But, as you can imagine, many skiers in these stiffer free-ridey boots thought the claimed ROM was accurate. We’ve got nine skiers saying the Tecnica ZG Tour Pro’s (including one skier in the Scout and one in the Tour) 55 degrees is less than claimed. Sixteen skiers in this same boot say “accurate” as claimed (this includes a Scout W). Let democracy flourish: we can agree to disagree. Perceived ROM is up to the individual.
Whenever risers are passingly mentioned in a WildSnow piece, I get semi-nervous about the ensuing onslaught of comments. Risers and riser use seem to matter… a lot. Maybe even more than a lot to some.
I take the road of use risers if you want. And if the skintrack is so steep it demands riser use, and still, you refuse, I suppose setting a new skintrack is an option.
That said, nearly 64 percent of the kind folks who responded said they seldom use high risers. That could mean a lot of things, but it likely means, as a community, less than steep skintracks are the norm, or that lighter high ROM boots are widely used. (Norms likely deviate zone to zone and region to region.)
Twenty-two skiers opted for “often” use a high riser. Almost universally, these folks are in four-buckle boots.
Closing it out
We’ll leave the discussion of what may impede a particular boot’s ROM for another time. But, when asked to describe the limiting factors to a boot’s ROM, we had wide-ranging responses. There was “slightly squeezing my ankles,” on a Hoji Tour, to “Cuff/lower interference, liner stiffness,” on a claimed 80 degree ROM boot the respondent stated was an accurate claim.
The info presented only captures a tiny portion of the backcountry skiers out there. But, the survey makes this clear: a combination of uphill efficacy and downhill proficiency is in demand.
More on the ROM and limiting factors later on — have a good weekend.
As always, chime in. If risers matter, which they evidently do, then ROM also has a place in the conversation.
Jason Albert comes to WildSnow from Bend, Oregon. After growing up on the East Coast, he migrated from Montana to Colorado and settled in Oregon. Simple pleasures are quiet and long days touring. His gray hair might stem from his first Grand Traverse in 2000 when rented leather boots and 210cm skis were not the speed weapons he had hoped for.
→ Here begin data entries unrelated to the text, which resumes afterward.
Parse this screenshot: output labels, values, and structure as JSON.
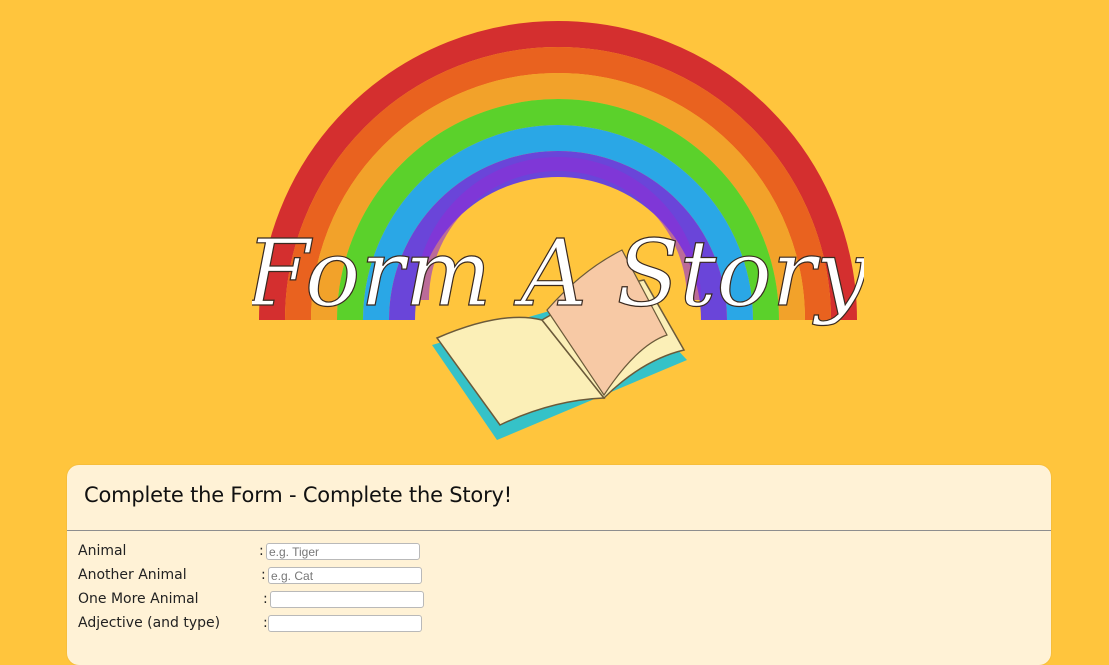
{
  "hero": {
    "logo_text": "Form A Story",
    "colors": {
      "background": "#ffc53d",
      "rainbow": [
        "#d42f2f",
        "#e9621f",
        "#f2a22a",
        "#5bd12b",
        "#2aa7e6",
        "#6a45d9",
        "#8d2fd6"
      ],
      "book_pages": "#fbefb7",
      "book_cover": "#35c2c8"
    }
  },
  "form": {
    "title": "Complete the Form - Complete the Story!",
    "fields": [
      {
        "label": "Animal",
        "colon": ":",
        "placeholder": "e.g. Tiger",
        "value": ""
      },
      {
        "label": "Another Animal",
        "colon": ":",
        "placeholder": "e.g. Cat",
        "value": ""
      },
      {
        "label": "One More Animal",
        "colon": ":",
        "placeholder": "",
        "value": ""
      },
      {
        "label": "Adjective (and type)",
        "colon": ":",
        "placeholder": "",
        "value": ""
      }
    ]
  }
}
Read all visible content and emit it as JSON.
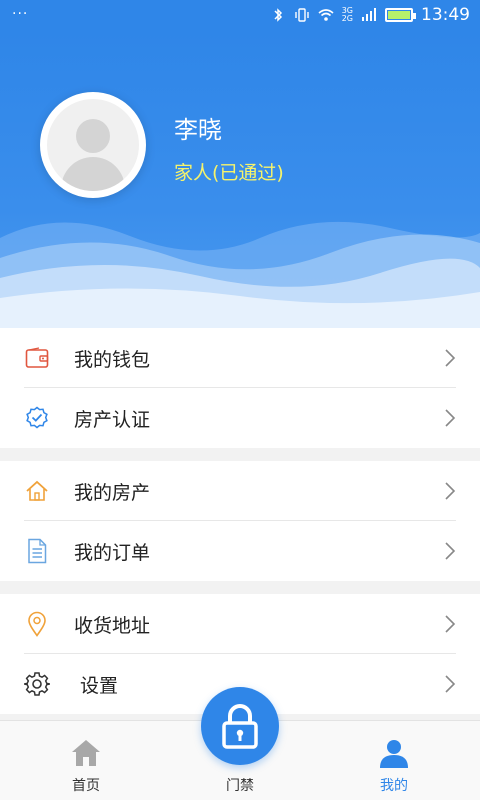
{
  "status_bar": {
    "time": "13:49",
    "network_top": "3G",
    "network_bottom": "2G",
    "left_dots": "···"
  },
  "profile": {
    "name": "李晓",
    "role": "家人(已通过)"
  },
  "menu_groups": [
    {
      "items": [
        {
          "label": "我的钱包",
          "icon": "wallet-icon",
          "color": "#e0563f"
        },
        {
          "label": "房产认证",
          "icon": "verified-badge-icon",
          "color": "#2f86e8"
        }
      ]
    },
    {
      "items": [
        {
          "label": "我的房产",
          "icon": "house-icon",
          "color": "#f0a23a"
        },
        {
          "label": "我的订单",
          "icon": "document-list-icon",
          "color": "#6aa6e0"
        }
      ]
    },
    {
      "items": [
        {
          "label": "收货地址",
          "icon": "location-pin-icon",
          "color": "#f0a23a"
        },
        {
          "label": "设置",
          "icon": "gear-icon",
          "color": "#333333"
        }
      ]
    }
  ],
  "bottom_nav": {
    "home": "首页",
    "door": "门禁",
    "me": "我的"
  },
  "colors": {
    "primary": "#2f86e8",
    "role_text": "#f6f36b"
  }
}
Jason survived the transition from free-heel kool-aid drinker to faster and lighter (think AT), and safer, are better.